With these approvals and a similar demonstration approval in Arkansas, CMS essentially established a framework outlining how it will exercise discretion in future waivers seeking similar flexibilities and funding, observed Mann. For example, CMS included a budget neutrality cap that is based on what the state projects it’s going to spend over the course of the waiver on the HRSN, increased the savings states can roll over from prior demonstrations from five to 10 years, and allowed states to treat certain HRSN expenditures as “hypothetical” for purposes of budget neutrality calculation. Speakers during the Manatt webinar agreed that those last two pieces gave states a little more certainty when it came to envisioning a cost-effective program over a five-year period.

Dugan and Vitti agree that these approvals will likely influence other states to continue seeking ways to address HRSNs to improve health outcomes and address inequities.

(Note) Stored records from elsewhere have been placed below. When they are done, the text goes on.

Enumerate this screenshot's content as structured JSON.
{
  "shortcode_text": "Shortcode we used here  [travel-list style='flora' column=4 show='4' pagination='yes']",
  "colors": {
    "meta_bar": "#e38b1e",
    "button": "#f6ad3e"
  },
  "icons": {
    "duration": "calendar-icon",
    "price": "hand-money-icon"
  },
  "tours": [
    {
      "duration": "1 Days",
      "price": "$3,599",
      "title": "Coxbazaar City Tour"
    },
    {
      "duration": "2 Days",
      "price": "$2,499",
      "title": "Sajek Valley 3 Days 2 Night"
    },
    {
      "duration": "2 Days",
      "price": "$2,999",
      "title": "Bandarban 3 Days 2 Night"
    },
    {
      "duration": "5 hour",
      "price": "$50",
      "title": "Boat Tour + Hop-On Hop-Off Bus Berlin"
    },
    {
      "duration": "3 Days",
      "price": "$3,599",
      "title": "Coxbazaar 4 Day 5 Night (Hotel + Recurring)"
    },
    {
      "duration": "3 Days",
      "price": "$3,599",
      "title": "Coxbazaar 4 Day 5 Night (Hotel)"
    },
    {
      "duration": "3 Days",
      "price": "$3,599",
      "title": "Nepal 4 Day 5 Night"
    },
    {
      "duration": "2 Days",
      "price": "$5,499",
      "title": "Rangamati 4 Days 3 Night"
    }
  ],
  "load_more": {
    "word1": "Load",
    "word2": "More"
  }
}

“There’s just so much awareness about the social determinants of health, and allowing plans to use some of their money more flexibly in order to address social determinants of health is something that’s long overdue. And I think the plans want to and have been experimenting with stuff, and the more flexibility and more dollars that can go there the better, so I see that as a trend that’s moving forward,” says Vitti.

Meanwhile, another pathway for addressing HRSNs that could gain momentum this year is the “in lieu of services” policy, adds Dugan. CMS in January issued guidance to clarify that states have in their toolbox the flexibility to allow their contracted Medicaid managed care plans to pay for social supports not otherwise covered in Medicaid. Additionally, states in their managed care requests for proposals are likely to make more requests around addressing health equity, says Dugan.

– Lauren Flynn Kelly